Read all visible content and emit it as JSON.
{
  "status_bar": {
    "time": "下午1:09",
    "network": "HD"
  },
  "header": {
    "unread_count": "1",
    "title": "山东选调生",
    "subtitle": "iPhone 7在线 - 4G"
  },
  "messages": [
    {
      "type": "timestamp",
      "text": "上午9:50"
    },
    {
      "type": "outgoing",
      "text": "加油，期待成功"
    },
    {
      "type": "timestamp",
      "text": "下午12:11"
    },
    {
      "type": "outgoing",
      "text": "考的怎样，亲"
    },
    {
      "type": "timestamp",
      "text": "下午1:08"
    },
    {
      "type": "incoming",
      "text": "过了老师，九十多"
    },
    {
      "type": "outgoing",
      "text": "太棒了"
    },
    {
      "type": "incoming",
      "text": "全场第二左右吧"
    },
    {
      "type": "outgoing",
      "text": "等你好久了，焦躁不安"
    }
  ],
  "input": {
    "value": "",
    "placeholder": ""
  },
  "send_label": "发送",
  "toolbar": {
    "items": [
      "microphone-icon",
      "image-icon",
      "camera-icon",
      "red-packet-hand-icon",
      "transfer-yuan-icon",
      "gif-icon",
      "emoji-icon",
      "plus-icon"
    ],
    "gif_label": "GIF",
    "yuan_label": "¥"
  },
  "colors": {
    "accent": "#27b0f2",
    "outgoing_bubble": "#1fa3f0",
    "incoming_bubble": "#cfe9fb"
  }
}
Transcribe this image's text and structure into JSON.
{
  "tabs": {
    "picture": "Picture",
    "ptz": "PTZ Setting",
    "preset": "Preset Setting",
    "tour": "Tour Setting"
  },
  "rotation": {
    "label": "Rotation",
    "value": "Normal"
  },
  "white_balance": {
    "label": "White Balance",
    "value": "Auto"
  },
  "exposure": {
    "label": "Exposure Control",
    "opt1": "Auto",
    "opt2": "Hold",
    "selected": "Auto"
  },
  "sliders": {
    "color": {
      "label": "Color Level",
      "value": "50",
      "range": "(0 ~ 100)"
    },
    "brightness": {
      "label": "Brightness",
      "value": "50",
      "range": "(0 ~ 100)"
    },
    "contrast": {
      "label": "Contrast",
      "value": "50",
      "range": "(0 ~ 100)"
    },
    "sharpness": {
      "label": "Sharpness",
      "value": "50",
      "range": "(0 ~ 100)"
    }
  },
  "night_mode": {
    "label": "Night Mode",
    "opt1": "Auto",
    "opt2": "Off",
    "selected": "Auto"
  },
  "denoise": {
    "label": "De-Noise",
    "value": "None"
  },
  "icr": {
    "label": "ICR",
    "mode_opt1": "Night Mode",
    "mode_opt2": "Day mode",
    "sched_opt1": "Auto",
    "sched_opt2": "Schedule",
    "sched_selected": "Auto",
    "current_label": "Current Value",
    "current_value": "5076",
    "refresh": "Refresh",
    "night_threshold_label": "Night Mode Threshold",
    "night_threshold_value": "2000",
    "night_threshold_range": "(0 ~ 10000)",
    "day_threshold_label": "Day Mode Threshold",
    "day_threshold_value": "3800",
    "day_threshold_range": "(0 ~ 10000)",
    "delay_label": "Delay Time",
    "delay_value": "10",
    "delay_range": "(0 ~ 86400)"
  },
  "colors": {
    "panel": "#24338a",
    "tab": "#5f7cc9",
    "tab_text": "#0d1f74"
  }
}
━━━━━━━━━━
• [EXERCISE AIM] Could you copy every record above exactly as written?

• [THE ANSWER]
Read all visible content and emit it as JSON.
{
  "status_bar": {
    "time": "下午1:09",
    "network": "HD"
  },
  "header": {
    "unread_count": "1",
    "title": "山东选调生",
    "subtitle": "iPhone 7在线 - 4G"
  },
  "messages": [
    {
      "type": "timestamp",
      "text": "上午9:50"
    },
    {
      "type": "outgoing",
      "text": "加油，期待成功"
    },
    {
      "type": "timestamp",
      "text": "下午12:11"
    },
    {
      "type": "outgoing",
      "text": "考的怎样，亲"
    },
    {
      "type": "timestamp",
      "text": "下午1:08"
    },
    {
      "type": "incoming",
      "text": "过了老师，九十多"
    },
    {
      "type": "outgoing",
      "text": "太棒了"
    },
    {
      "type": "incoming",
      "text": "全场第二左右吧"
    },
    {
      "type": "outgoing",
      "text": "等你好久了，焦躁不安"
    }
  ],
  "input": {
    "value": "",
    "placeholder": ""
  },
  "send_label": "发送",
  "toolbar": {
    "items": [
      "microphone-icon",
      "image-icon",
      "camera-icon",
      "red-packet-hand-icon",
      "transfer-yuan-icon",
      "gif-icon",
      "emoji-icon",
      "plus-icon"
    ],
    "gif_label": "GIF",
    "yuan_label": "¥"
  },
  "colors": {
    "accent": "#27b0f2",
    "outgoing_bubble": "#1fa3f0",
    "incoming_bubble": "#cfe9fb"
  }
}
Transcribe this image's text and structure into JSON.
{
  "tabs": {
    "picture": "Picture",
    "ptz": "PTZ Setting",
    "preset": "Preset Setting",
    "tour": "Tour Setting"
  },
  "rotation": {
    "label": "Rotation",
    "value": "Normal"
  },
  "white_balance": {
    "label": "White Balance",
    "value": "Auto"
  },
  "exposure": {
    "label": "Exposure Control",
    "opt1": "Auto",
    "opt2": "Hold",
    "selected": "Auto"
  },
  "sliders": {
    "color": {
      "label": "Color Level",
      "value": "50",
      "range": "(0 ~ 100)"
    },
    "brightness": {
      "label": "Brightness",
      "value": "50",
      "range": "(0 ~ 100)"
    },
    "contrast": {
      "label": "Contrast",
      "value": "50",
      "range": "(0 ~ 100)"
    },
    "sharpness": {
      "label": "Sharpness",
      "value": "50",
      "range": "(0 ~ 100)"
    }
  },
  "night_mode": {
    "label": "Night Mode",
    "opt1": "Auto",
    "opt2": "Off",
    "selected": "Auto"
  },
  "denoise": {
    "label": "De-Noise",
    "value": "None"
  },
  "icr": {
    "label": "ICR",
    "mode_opt1": "Night Mode",
    "mode_opt2": "Day mode",
    "sched_opt1": "Auto",
    "sched_opt2": "Schedule",
    "sched_selected": "Auto",
    "current_label": "Current Value",
    "current_value": "5076",
    "refresh": "Refresh",
    "night_threshold_label": "Night Mode Threshold",
    "night_threshold_value": "2000",
    "night_threshold_range": "(0 ~ 10000)",
    "day_threshold_label": "Day Mode Threshold",
    "day_threshold_value": "3800",
    "day_threshold_range": "(0 ~ 10000)",
    "delay_label": "Delay Time",
    "delay_value": "10",
    "delay_range": "(0 ~ 86400)"
  },
  "colors": {
    "panel": "#24338a",
    "tab": "#5f7cc9",
    "tab_text": "#0d1f74"
  }
}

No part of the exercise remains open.